## Materials provided
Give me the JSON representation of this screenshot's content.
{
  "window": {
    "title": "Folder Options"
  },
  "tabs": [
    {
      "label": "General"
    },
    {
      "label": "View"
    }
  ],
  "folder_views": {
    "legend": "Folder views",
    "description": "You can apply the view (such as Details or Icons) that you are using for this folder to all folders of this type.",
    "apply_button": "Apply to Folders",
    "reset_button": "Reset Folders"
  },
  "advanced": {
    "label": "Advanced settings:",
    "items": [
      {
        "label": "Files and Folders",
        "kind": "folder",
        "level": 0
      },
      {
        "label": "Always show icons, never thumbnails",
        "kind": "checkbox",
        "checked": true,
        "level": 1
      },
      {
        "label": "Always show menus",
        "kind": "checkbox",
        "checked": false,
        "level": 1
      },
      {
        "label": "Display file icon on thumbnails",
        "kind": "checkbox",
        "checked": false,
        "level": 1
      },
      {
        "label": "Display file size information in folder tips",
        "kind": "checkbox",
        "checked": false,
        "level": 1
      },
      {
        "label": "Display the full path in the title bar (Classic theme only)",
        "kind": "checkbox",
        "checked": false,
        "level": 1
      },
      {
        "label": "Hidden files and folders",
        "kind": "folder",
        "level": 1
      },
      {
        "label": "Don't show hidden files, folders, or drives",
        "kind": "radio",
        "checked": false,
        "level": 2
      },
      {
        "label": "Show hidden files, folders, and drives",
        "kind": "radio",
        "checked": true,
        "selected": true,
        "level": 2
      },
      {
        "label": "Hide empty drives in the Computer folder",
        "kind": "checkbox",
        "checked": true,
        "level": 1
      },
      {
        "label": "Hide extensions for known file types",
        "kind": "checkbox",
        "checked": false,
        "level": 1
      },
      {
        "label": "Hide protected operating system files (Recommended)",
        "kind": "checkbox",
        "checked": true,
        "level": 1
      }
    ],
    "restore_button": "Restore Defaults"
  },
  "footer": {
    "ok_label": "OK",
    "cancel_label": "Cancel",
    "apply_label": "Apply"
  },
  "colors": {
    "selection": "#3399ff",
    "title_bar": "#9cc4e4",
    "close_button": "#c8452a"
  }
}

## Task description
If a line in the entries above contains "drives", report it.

## Reply to the exercise
        "label": "Don't show hidden files, folders, or drives",
        "label": "Show hidden files, folders, and drives",
        "label": "Hide empty drives in the Computer folder",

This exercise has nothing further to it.